- **Your goal**
Wherever the word "description" appears in a line of the data, that line should be copied.

------ Data excerpts

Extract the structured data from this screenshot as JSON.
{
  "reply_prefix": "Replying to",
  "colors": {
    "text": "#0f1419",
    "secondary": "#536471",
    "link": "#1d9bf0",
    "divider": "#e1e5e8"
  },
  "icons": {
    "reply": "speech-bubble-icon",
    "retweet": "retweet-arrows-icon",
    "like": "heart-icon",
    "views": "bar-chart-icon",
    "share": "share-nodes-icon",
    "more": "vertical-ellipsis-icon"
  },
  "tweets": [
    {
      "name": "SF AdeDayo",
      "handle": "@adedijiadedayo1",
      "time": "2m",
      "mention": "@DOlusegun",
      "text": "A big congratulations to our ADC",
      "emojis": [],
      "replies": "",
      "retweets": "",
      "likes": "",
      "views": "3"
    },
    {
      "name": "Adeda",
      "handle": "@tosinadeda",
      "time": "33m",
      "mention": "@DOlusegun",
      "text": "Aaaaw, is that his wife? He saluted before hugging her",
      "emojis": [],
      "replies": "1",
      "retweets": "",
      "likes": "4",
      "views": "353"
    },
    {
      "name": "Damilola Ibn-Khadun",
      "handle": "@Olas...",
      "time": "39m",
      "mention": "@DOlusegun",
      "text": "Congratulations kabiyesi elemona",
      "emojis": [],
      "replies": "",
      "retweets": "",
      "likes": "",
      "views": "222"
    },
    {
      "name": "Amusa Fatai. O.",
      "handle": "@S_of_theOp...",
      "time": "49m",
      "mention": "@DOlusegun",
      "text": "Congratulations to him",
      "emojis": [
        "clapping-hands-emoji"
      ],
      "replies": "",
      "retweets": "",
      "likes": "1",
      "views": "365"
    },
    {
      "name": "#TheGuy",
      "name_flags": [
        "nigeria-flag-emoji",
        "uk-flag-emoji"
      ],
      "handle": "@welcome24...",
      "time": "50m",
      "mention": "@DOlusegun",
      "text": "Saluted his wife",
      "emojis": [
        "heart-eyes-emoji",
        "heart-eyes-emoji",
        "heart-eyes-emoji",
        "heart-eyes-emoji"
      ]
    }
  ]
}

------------
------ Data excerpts

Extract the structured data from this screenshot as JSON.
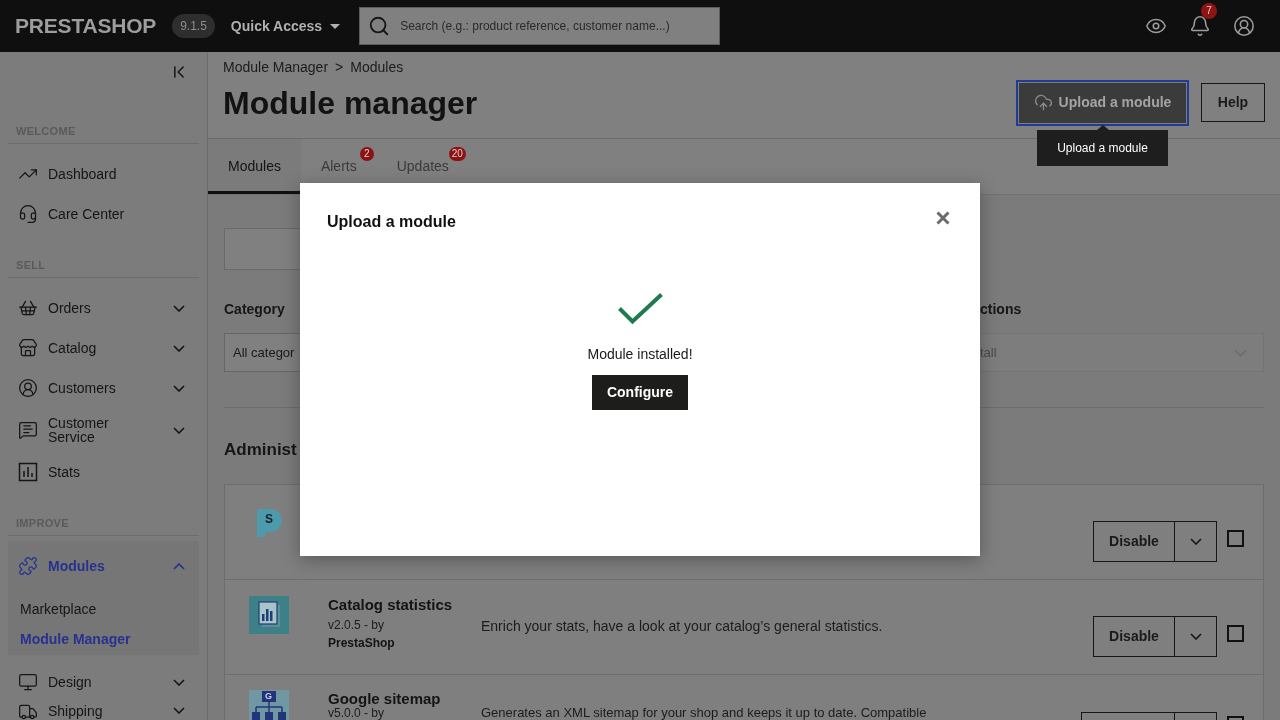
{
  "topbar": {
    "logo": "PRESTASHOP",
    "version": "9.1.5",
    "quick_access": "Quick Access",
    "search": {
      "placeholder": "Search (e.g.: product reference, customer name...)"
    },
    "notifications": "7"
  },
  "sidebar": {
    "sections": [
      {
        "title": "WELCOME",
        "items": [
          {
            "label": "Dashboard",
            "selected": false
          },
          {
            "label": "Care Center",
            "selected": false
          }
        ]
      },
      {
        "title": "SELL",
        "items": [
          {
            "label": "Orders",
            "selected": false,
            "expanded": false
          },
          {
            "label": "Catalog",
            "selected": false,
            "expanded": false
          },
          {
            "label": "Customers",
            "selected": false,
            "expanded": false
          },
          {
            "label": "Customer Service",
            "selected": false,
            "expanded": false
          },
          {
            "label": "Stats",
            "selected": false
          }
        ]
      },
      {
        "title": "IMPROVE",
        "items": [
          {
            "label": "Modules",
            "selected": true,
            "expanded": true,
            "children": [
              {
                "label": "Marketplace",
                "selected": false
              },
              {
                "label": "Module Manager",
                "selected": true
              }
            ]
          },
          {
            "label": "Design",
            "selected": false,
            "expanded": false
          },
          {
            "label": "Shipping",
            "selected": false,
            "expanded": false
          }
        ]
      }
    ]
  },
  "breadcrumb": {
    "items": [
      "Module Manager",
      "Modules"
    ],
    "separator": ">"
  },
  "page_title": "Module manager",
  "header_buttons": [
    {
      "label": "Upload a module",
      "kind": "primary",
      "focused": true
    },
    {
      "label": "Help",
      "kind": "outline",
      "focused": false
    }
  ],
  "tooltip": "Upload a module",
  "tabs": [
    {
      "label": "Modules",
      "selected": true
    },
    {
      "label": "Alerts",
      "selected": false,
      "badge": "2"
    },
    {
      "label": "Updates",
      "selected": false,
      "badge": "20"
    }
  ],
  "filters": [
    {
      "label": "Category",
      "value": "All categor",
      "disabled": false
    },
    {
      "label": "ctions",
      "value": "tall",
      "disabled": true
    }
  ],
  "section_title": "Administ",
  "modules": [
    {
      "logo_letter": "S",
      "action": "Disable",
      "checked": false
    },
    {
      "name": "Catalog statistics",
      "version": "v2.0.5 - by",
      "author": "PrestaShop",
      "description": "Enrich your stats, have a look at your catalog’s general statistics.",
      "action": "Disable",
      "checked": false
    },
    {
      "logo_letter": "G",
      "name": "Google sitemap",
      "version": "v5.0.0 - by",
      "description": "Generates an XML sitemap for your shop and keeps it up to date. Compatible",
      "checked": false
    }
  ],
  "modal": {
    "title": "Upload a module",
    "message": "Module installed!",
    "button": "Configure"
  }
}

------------

- **Result for this exercise**
      "description": "Enrich your stats, have a look at your catalog’s general statistics.",
      "description": "Generates an XML sitemap for your shop and keeps it up to date. Compatible",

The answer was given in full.